The Gray King (Newberry Winner Book)
Silver on the Tree
Over Sea, Under Stone
by Traci L. Slatton
Bantem Dell, 2008
Immortal by Traci L. Slatton is a story of 180 year old Luca Bastardo. The novel traces his life from his childhood as an orphan on the streets of Florence to his death through a first person narrative. When he was barely ten years old, Luca was sold into a brothel by one of his best friends. Until then, Luca had been living on the streets, struggling to survive. Luca managed to survive in the brothel despite the violence inflicted upon him and the other children by the sadistic Bernardo Silvano as well as all the patrons patronizing the brothel. Slatton is not graphic on the physical details of the rape and sodomy that takes place, but rather focuses on the emotional damage, and Luca’s struggle to stay sane and strong in order to support himself and the other children held prisoner. Luca finally manages to escape Silvano and Florence, albeit temporarily, after the Black Plague struck. As Luca grows, he comes into contact with some Italy’s finest creators. Luca befriended Giotto, he saved Cosimo de Medici from kidnappers, tutored Leonardo da Vinci and befriended Botticelli. In his lifetime, Luca has the form of many professions, often striving to help the innocent and the poor in any way he can, while still trying to keep the mystical aura surrounding him from attracting unwanted attention. Luca attempts to learn about his origins and some explanation as to why he does not age as everyone else does. Luca tries to find out about his past, although the members of the Silvano family tree haunts his every step through his life.
What I like about this novel, is that Slatton was able to keep her writing elegant, detailed, but not overly dramatic or graphic. At times the dialog felt cliche and forced. It is really in Part 2 of the novel when Slatton’s talent is at its peak, and you are sucked into the Italian Renassiance, witnessing some of the most historic events in Italy’s history through the eyes of one of the world’s oldest men. Slatton is very accurate with the historical detail of Italy in the 1300s and 1400s. Her writing is very fluid and each chapter melds into each other before you realize you’ve read nearly half the book in a few short hours. You develop a sympathy with not only Luca, but with all of Italy through Slatton’s discussion of philosophy and religion and the simple act of finding love and happiness, two of Luca’s biggest struggles to achieve.
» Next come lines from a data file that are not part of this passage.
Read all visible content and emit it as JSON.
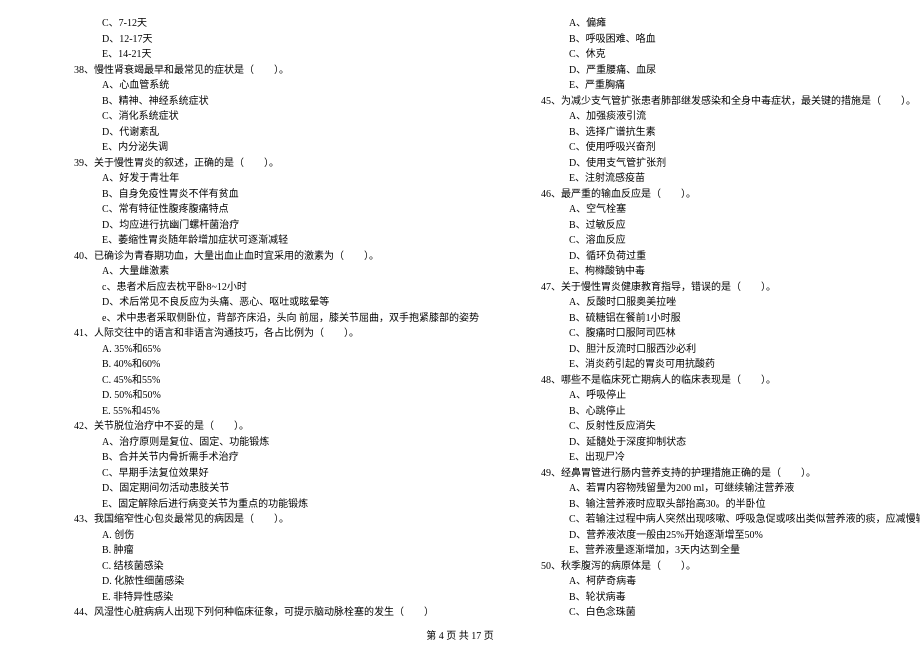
{
  "footer": "第 4 页 共 17 页",
  "left": [
    {
      "t": "C、7-12天",
      "c": "indent2"
    },
    {
      "t": "D、12-17天",
      "c": "indent2"
    },
    {
      "t": "E、14-21天",
      "c": "indent2"
    },
    {
      "t": "38、慢性肾衰竭最早和最常见的症状是（　　）。",
      "c": "q"
    },
    {
      "t": "A、心血管系统",
      "c": "indent2"
    },
    {
      "t": "B、精神、神经系统症状",
      "c": "indent2"
    },
    {
      "t": "C、消化系统症状",
      "c": "indent2"
    },
    {
      "t": "D、代谢紊乱",
      "c": "indent2"
    },
    {
      "t": "E、内分泌失调",
      "c": "indent2"
    },
    {
      "t": "39、关于慢性胃炎的叙述，正确的是（　　）。",
      "c": "q"
    },
    {
      "t": "A、好发于青壮年",
      "c": "indent2"
    },
    {
      "t": "B、自身免疫性胃炎不伴有贫血",
      "c": "indent2"
    },
    {
      "t": "C、常有特征性腹疼腹痛特点",
      "c": "indent2"
    },
    {
      "t": "D、均应进行抗幽门螺杆菌治疗",
      "c": "indent2"
    },
    {
      "t": "E、萎缩性胃炎随年龄增加症状可逐渐减轻",
      "c": "indent2"
    },
    {
      "t": "40、已确诊为青春期功血，大量出血止血时宜采用的激素为（　　）。",
      "c": "q"
    },
    {
      "t": "A、大量雌激素",
      "c": "indent2"
    },
    {
      "t": "c、患者术后应去枕平卧8~12小时",
      "c": "indent2"
    },
    {
      "t": "D、术后常见不良反应为头痛、恶心、呕吐或眩晕等",
      "c": "indent2"
    },
    {
      "t": "e、术中患者采取侧卧位，背部齐床沿，头向 前屈，膝关节屈曲，双手抱紧膝部的姿势",
      "c": "indent2"
    },
    {
      "t": "41、人际交往中的语言和非语言沟通技巧，各占比例为（　　）。",
      "c": "q"
    },
    {
      "t": "A. 35%和65%",
      "c": "indent2"
    },
    {
      "t": "B. 40%和60%",
      "c": "indent2"
    },
    {
      "t": "C. 45%和55%",
      "c": "indent2"
    },
    {
      "t": "D. 50%和50%",
      "c": "indent2"
    },
    {
      "t": "E. 55%和45%",
      "c": "indent2"
    },
    {
      "t": "42、关节脱位治疗中不妥的是（　　）。",
      "c": "q"
    },
    {
      "t": "A、治疗原则是复位、固定、功能锻炼",
      "c": "indent2"
    },
    {
      "t": "B、合并关节内骨折需手术治疗",
      "c": "indent2"
    },
    {
      "t": "C、早期手法复位效果好",
      "c": "indent2"
    },
    {
      "t": "D、固定期间勿活动患肢关节",
      "c": "indent2"
    },
    {
      "t": "E、固定解除后进行病变关节为重点的功能锻炼",
      "c": "indent2"
    },
    {
      "t": "43、我国缩窄性心包炎最常见的病因是（　　）。",
      "c": "q"
    },
    {
      "t": "A. 创伤",
      "c": "indent2"
    },
    {
      "t": "B. 肿瘤",
      "c": "indent2"
    },
    {
      "t": "C. 结核菌感染",
      "c": "indent2"
    },
    {
      "t": "D. 化脓性细菌感染",
      "c": "indent2"
    },
    {
      "t": "E. 非特异性感染",
      "c": "indent2"
    },
    {
      "t": "44、风湿性心脏病病人出现下列何种临床征象，可提示脑动脉栓塞的发生（　　）",
      "c": "q"
    }
  ],
  "right": [
    {
      "t": "A、偏瘫",
      "c": "indent2"
    },
    {
      "t": "B、呼吸困难、咯血",
      "c": "indent2"
    },
    {
      "t": "C、休克",
      "c": "indent2"
    },
    {
      "t": "D、严重腰痛、血尿",
      "c": "indent2"
    },
    {
      "t": "E、严重胸痛",
      "c": "indent2"
    },
    {
      "t": "45、为减少支气管扩张患者肺部继发感染和全身中毒症状，最关键的措施是（　　）。",
      "c": "q"
    },
    {
      "t": "A、加强痰液引流",
      "c": "indent2"
    },
    {
      "t": "B、选择广谱抗生素",
      "c": "indent2"
    },
    {
      "t": "C、使用呼吸兴奋剂",
      "c": "indent2"
    },
    {
      "t": "D、使用支气管扩张剂",
      "c": "indent2"
    },
    {
      "t": "E、注射流感疫苗",
      "c": "indent2"
    },
    {
      "t": "46、最严重的输血反应是（　　）。",
      "c": "q"
    },
    {
      "t": "A、空气栓塞",
      "c": "indent2"
    },
    {
      "t": "B、过敏反应",
      "c": "indent2"
    },
    {
      "t": "C、溶血反应",
      "c": "indent2"
    },
    {
      "t": "D、循环负荷过重",
      "c": "indent2"
    },
    {
      "t": "E、枸橼酸钠中毒",
      "c": "indent2"
    },
    {
      "t": "47、关于慢性胃炎健康教育指导，错误的是（　　）。",
      "c": "q"
    },
    {
      "t": "A、反酸时口服奥美拉唑",
      "c": "indent2"
    },
    {
      "t": "B、硫糖铝在餐前1小时服",
      "c": "indent2"
    },
    {
      "t": "C、腹痛时口服阿司匹林",
      "c": "indent2"
    },
    {
      "t": "D、胆汁反流时口服西沙必利",
      "c": "indent2"
    },
    {
      "t": "E、消炎药引起的胃炎可用抗酸药",
      "c": "indent2"
    },
    {
      "t": "48、哪些不是临床死亡期病人的临床表现是（　　）。",
      "c": "q"
    },
    {
      "t": "A、呼吸停止",
      "c": "indent2"
    },
    {
      "t": "B、心跳停止",
      "c": "indent2"
    },
    {
      "t": "C、反射性反应消失",
      "c": "indent2"
    },
    {
      "t": "D、延髓处于深度抑制状态",
      "c": "indent2"
    },
    {
      "t": "E、出现尸冷",
      "c": "indent2"
    },
    {
      "t": "49、经鼻胃管进行肠内营养支持的护理措施正确的是（　　）。",
      "c": "q"
    },
    {
      "t": "A、若胃内容物残留量为200 ml，可继续输注营养液",
      "c": "indent2"
    },
    {
      "t": "B、输注营养液时应取头部抬高30。的半卧位",
      "c": "indent2"
    },
    {
      "t": "C、若输注过程中病人突然出现咳嗽、呼吸急促或咳出类似营养液的痰，应减慢输注速度",
      "c": "indent2"
    },
    {
      "t": "D、营养液浓度一般由25%开始逐渐增至50%",
      "c": "indent2"
    },
    {
      "t": "E、营养液量逐渐增加，3天内达到全量",
      "c": "indent2"
    },
    {
      "t": "50、秋季腹泻的病原体是（　　）。",
      "c": "q"
    },
    {
      "t": "A、柯萨奇病毒",
      "c": "indent2"
    },
    {
      "t": "B、轮状病毒",
      "c": "indent2"
    },
    {
      "t": "C、白色念珠菌",
      "c": "indent2"
    }
  ]
}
FINAL GRADE: A
That being said, I would like to host my first giveaway of a copy of Immortal to celebrate 6 months of book blogging! I can’t believe I started blogging only six months ago at the beginning of February. I feel as if I’ve been reviewing books much longer than that.
All you have to do is comment and tell me which historic person of the 20th Century you would like too meet. Comments must be posted by August 15th 11:59pm. You can also receive extra entries for blogging about this giveaway. Please check back on August 16th to see who the winner is!